Even though run flat tires have been around in production vehicles since 1994, the adoption as a mainstream replacement for conventional tires has been slow for many reasons. A top complaint is in regards to price. On average, run flat tires are about one third more expensive than regular tires. Sheri Hermann, Communication Coordinator from Continental Tire tells us “run flat tires provide convenience to a consumer, but conventional tires are typically lower in cost and have better ride qualities.”
That’s not the only complaint though. While the reduced weight of carrying around a spare might seem like an advantage, run flat tires also have an impact on your fuel economy. Thanks to the tires being heavier and thicker they can reduce fuel economy by 1-2%. Also, due to the stiffer and heavier design, the run flat doesn’t quite perform like its price would indicate. They can often be harsh on the road and don’t provide a lot of grip in low temperatures.
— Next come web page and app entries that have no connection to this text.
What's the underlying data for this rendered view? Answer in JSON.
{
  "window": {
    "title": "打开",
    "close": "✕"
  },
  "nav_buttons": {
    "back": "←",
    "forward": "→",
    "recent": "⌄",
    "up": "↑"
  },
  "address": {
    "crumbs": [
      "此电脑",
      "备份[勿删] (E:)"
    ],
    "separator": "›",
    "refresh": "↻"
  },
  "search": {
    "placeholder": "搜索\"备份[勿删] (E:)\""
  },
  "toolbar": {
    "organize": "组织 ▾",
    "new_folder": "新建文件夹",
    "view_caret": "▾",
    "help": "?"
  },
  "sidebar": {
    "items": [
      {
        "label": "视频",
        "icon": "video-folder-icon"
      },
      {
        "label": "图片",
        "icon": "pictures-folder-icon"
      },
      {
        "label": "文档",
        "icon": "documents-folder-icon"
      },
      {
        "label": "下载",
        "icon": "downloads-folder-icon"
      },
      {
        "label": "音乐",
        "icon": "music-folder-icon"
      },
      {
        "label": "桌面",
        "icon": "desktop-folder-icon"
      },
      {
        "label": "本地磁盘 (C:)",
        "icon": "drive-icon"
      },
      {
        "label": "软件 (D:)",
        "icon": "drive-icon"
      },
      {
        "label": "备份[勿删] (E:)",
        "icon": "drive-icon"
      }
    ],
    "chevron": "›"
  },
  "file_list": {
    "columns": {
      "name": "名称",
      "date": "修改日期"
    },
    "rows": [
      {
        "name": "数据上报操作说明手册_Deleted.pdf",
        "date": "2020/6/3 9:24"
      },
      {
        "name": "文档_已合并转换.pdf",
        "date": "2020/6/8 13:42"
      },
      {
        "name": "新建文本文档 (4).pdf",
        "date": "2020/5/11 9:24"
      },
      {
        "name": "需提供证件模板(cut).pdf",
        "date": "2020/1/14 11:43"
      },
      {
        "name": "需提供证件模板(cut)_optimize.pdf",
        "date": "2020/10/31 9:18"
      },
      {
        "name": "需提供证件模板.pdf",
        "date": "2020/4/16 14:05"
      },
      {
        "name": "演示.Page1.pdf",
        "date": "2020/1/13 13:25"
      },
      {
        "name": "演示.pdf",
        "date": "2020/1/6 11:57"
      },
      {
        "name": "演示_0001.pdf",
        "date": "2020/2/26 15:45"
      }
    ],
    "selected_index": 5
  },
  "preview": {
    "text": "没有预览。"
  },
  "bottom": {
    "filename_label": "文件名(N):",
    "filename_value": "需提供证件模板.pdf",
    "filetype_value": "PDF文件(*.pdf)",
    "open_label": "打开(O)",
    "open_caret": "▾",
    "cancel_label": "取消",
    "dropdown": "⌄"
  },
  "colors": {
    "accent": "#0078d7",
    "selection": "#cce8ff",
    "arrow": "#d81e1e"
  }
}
Lastly, when you do get a puncture, or lose tire pressure, it’s not quite as easy to get them repaired. While some run flat tires can be repaired, they need to spend some time off the rim, and need to be inspected to ensure they can be fixed. If they can’t, it’s time to buy new tires. Conversely, most punctures on a conventional tire can be fixed with a simple repair kit that costs just a few dollars.
Despite these obstacles and concerns, run flat tires are increasingly becoming standard equipment on new cars and the reasons are simple: safety and peace of mind. Not only do run flats ease concerns, but they make a vehicle easier to control in the case of a tire blow out.
Why Are Automakers using them?
Monty Roberts from BMW Product and Technology communications tells us that run flat tires are standard on most BMW models with the exception of some BMW M Models. He said specifically that run flat tires have several advantages and that they “Support BMW’s EfficientDynamics Strategy by eliminating the extra weight of the spare tire, jack and tools in the vehicle for better balance, dynamic handling and fuel efficiency.”
When asked about the criticism of run flat tires Roberts said “run flat tires by their design do have stiffer sidewalls than conventional tires, however, all current BMW models that use run flat tires have suspensions that were significantly developed for use with this technology.” He added “These suspensions have been developed and tuned for the best possible ride comfort. The safety benefits of run flat tires are so significant as to outweigh any possible trade-offs.”
When asked if owners could or should swap out their run flats either when a replacement tire is needed or because they’re looking for added performance, Roberts was unequivocal. “We do not recommend replacing run flat tires with conventional tires,” he said, “that deviates away from the original design, safety and suspension calibration technology that the run flats were originally designed for.”